Dr. Tobias Greiff is a conflict analyst specializing in intergroup/interethnic conflicts in the Balkans. His research is focused on the emergence of new violent actors in post-war settings, the political use of cultural matrixes (symbols, discourses, rituals) to mobilize, legitimize and justify violence, and intergroup positioning processes that challenge local moral orders and pose threats to the security and stability of nation states. He teaches conflict resolution at the Elliott School of International Affairs and holds affiliations with the Center for Political Practice and Order, the Center for Narrative and Conflict Resolution, and the Department of Political Science at the University of Pennsylvania. Previously he worked as a visiting researcher at the Department of Government at Georgetown University, the Department for International Relations and International Organizations at the University of Groningen, and the Balkan Institute for Conflict Resolution, Responsability, and Reconciliation at the Sarajevo School of Science and Technology.
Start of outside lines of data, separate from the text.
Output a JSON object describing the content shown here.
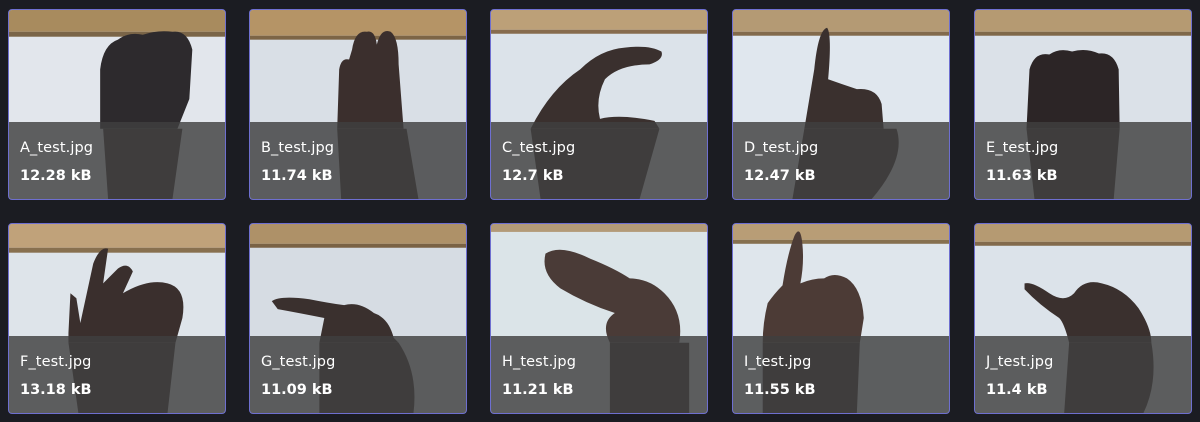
{
  "files": [
    {
      "name": "A_test.jpg",
      "size": "12.28 kB",
      "icon": "hand-a-photo"
    },
    {
      "name": "B_test.jpg",
      "size": "11.74 kB",
      "icon": "hand-b-photo"
    },
    {
      "name": "C_test.jpg",
      "size": "12.7 kB",
      "icon": "hand-c-photo"
    },
    {
      "name": "D_test.jpg",
      "size": "12.47 kB",
      "icon": "hand-d-photo"
    },
    {
      "name": "E_test.jpg",
      "size": "11.63 kB",
      "icon": "hand-e-photo"
    },
    {
      "name": "F_test.jpg",
      "size": "13.18 kB",
      "icon": "hand-f-photo"
    },
    {
      "name": "G_test.jpg",
      "size": "11.09 kB",
      "icon": "hand-g-photo"
    },
    {
      "name": "H_test.jpg",
      "size": "11.21 kB",
      "icon": "hand-h-photo"
    },
    {
      "name": "I_test.jpg",
      "size": "11.55 kB",
      "icon": "hand-i-photo"
    },
    {
      "name": "J_test.jpg",
      "size": "11.4 kB",
      "icon": "hand-j-photo"
    }
  ],
  "colors": {
    "background": "#1b1c22",
    "card_border": "#6e6fd0",
    "caption_bg": "#404040",
    "text": "#ffffff"
  }
}
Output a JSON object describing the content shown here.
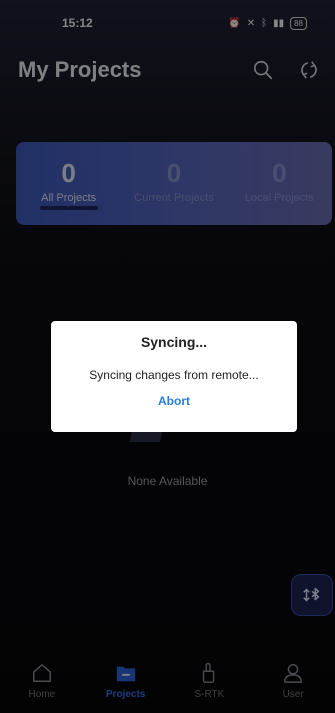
{
  "status_bar": {
    "time": "15:12",
    "indicators": "⏰ ⚑ ✱   KB/S",
    "network": "4G 4G",
    "battery": "88"
  },
  "header": {
    "title": "My Projects"
  },
  "stats": [
    {
      "count": "0",
      "label": "All Projects",
      "active": true
    },
    {
      "count": "0",
      "label": "Current Projects",
      "active": false
    },
    {
      "count": "0",
      "label": "Local Projects",
      "active": false
    }
  ],
  "empty_state": {
    "text": "None Available"
  },
  "dialog": {
    "title": "Syncing...",
    "message": "Syncing changes from remote...",
    "action": "Abort"
  },
  "bottom_nav": [
    {
      "label": "Home",
      "icon": "home-icon",
      "active": false
    },
    {
      "label": "Projects",
      "icon": "folder-icon",
      "active": true
    },
    {
      "label": "S-RTK",
      "icon": "antenna-icon",
      "active": false
    },
    {
      "label": "User",
      "icon": "user-icon",
      "active": false
    }
  ],
  "colors": {
    "accent": "#3a6ee8",
    "dialog_action": "#2a7fd4",
    "card_start": "#3e5bc2",
    "card_end": "#6d6fb7"
  }
}
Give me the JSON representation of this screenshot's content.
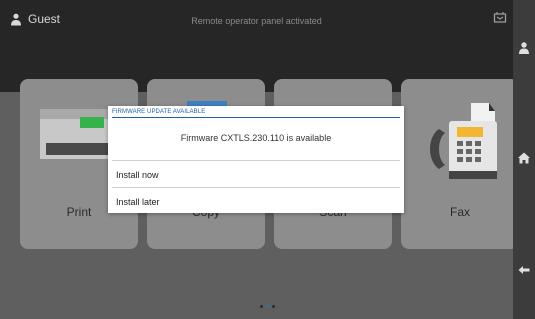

Next to his academic engagements he serves as the director of f-r-e-e (friendship-respect-education-engagement), an international non-profit organization working in peace and community building in post-conflict environments.
His current research is focused on the emergence of political agency and power in the immediate aftermath of large-scale intergroup conflicts and how the distribution and negotiation processes of power influence the stability of peace settlements (mainly in Bosnia and Herzegovina). Here he is in particular interested in how the interaction of various political actors, whose legitimacy (e.g. voter support) continues to be dependent on war-time – mainly ethno-national – loyalties, can create a new peacetime working order. To highlight potential threats resulting from the ways political powers are created in Bosnia today, he analyzes how political agents use central public spaces as a stage and prop to justify, legitimize, and mobilize their constituents in reference to various ethno-national myths, symbols, and rituals. What his research on intergroup interactions in post-war Bosnia and Herzegovina demonstrates so far is that the current justifications of power pose serious threat to the overall social order of Bosnia; increasingly so since economic decline and reductions in international aid elevate war-time profiteers and logics once again.
Dr. rer. pol. (Ph.D), University of Erfurt (Germany); MA, Ludwig-Maximilians-University (Germany)
Tobias Greiff. Violent Places. Everyday politics and public lives in post-Dayton Bosnia and Herzegovina. Baden-Baden: Tectum Verlag, (early 2018).
Tobias Greiff. Identität und Anspruch: Die Funktionen von Symbolen im Friedensprozess in Bosnien und Herzegowina. Marburg: Tectum Verlag, 2011.
Articles & Bookchapters (selection):
Tobias Greiff and Jacquie L. Greiff (2016). This causes conflict! -- On the risks of establishing causalities through conflict analysis and the consequences of implementing those logics in conflict resolution strategies. In Rom Harre and Fathali Moghaddam (Eds.): Questioning causality: Scientific explorations of causes and consequences across social contexts. Santa Barbara: Praeger, pp. 259---275.
Tobias Greiff (2015). Space, place, and symbol: Utilizing central places to understand intergroup conflict dynamics. In Narrative and Conflict: Explorations in Theory and Practice. Vol. 2(1), pp. 33---64.
Tobias Greiff (2015). Radicalized. Review of the book Why ‘good kids’ turn into deadly terrorists, by Alice LoCicero. In Peace and Conflict: Journal of Peace Psychology. Vol. 21(4), pp. 673---674.
Tobias Greiff and Jacquie L. Greiff (2014). The ‘Need For Success’: Untying international peace interventions in Mostar. In Alternatives: Global, Local, Political. Vol. 39(2), pp. 108---123.
Tobias Greiff (2013). Losing one’s enemies? Partisans, Germans and the (in-)stability of Yugoslavia. In Rom Harre and Fathali Moghaddam (Eds.): The Psychology of Friendship and Enmity: Relationships in Love, Work, Politics, and War. Westport: Praeger, pp. 145---166.
IAFF 6898/6899 Conflict Analysis & Resolution (Global Capstone); IAFF 6171 Introduction to Conflict and Conflict Analysis; IAFF 3181 Introduction to Conflict Analysis and Conflict Resolution